ZIM MUSIC is Anthony’s newest system. Don’t quote me here, but I believe it was recorded last year in Alabama (release date TBA) and performed once before in Poland. Like all things Braxton, it is related to his previous systems and can accommodate everything from GTM to the opera. ZIM MUSIC is based on gradient formings, or number 11 in his Language Music System. In the case of ZIM MUSIC, it is specifically about volume and intensity (Braxton explains his Language Music System on video here). The scores have curved lines of different colors, the lines expressing volume dynamics and the colors expressing timbre or pitch. Some lines can lead to circles, squares and other shapes, leading to more open area of improvisation.
All I can say for the moment is that it is gorgeous. It works in the 10+1tet like magic, bellowing like a mystical gigantic creature which can instantly turn into a whisper of the wind blowing over a grassy field stretching infinitely. The performers in the 10+1tet are one of the best in the field that I know. They dive fearless into the music and make it their own, even if it is a new Braxton musical system they learned the day before. And boy, did they deliver. The entire theatre erupted into massive applause when the set finished. I thought the place was going to explode. I don’t know how ZIM MUSIC sounded in the trio but the feedback from listeners has been tremendous as well.
Anthony Braxton’s musical systems are the opposite of top-down. It is not about the conductor leading an orchestra or the composer specifying every single note, although it could be about those things at certain moments. The lines of communication for each performer goes in all directions. Any one of us can lead or follow another, by a set of cues, usually hand signals. The scores can determine the direction of the improvisation as in Ghost Trance, or be specific notation as in the opera, or can lead to more open sections of improvisation. I call it collective composition in real time, with our tools being musical systems, improvisation and written scores, every ensemble member making musical decisions about the larger overall structure as the music develops, shaping the composition organically from the inside. It is multi-layered to the extreme.
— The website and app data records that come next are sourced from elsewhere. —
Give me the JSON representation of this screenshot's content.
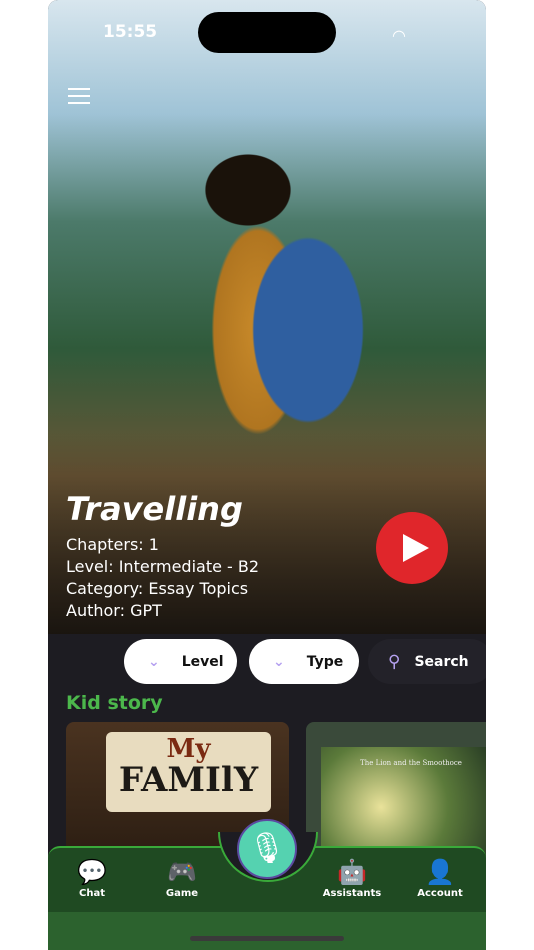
{
  "status": {
    "time": "15:55"
  },
  "hero": {
    "title": "Travelling",
    "chapters": "Chapters: 1",
    "level": "Level: Intermediate - B2",
    "category": "Category: Essay Topics",
    "author": "Author: GPT"
  },
  "filters": {
    "level": "Level",
    "type": "Type",
    "search": "Search"
  },
  "section": {
    "title": "Kid story",
    "cards": [
      {
        "title_top": "My",
        "title_bottom": "FAMIlY"
      },
      {
        "title": "The Lion and the Smoothoce"
      }
    ]
  },
  "nav": {
    "items": [
      {
        "label": "Chat",
        "icon": "chat-bubbles-icon"
      },
      {
        "label": "Game",
        "icon": "gamepad-icon"
      },
      {
        "label": "Assistants",
        "icon": "robot-icon"
      },
      {
        "label": "Account",
        "icon": "person-icon"
      }
    ],
    "center_icon": "microphone-icon"
  },
  "colors": {
    "accent_green": "#4cb84c",
    "nav_bg": "#1f4a22",
    "play": "#e0262b",
    "mic": "#55d2b0"
  }
}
ZIM MUSIC adds another dimension, a detailed elaboration of one of the twelve pillars of his system. Again, I am astounded by Anthony Braxton’s vision. Great recap of Big Ears here by Seth Colter Walls which is possibly the first reporting ever of ZIM MUSIC and some great photos here. Hooray for life!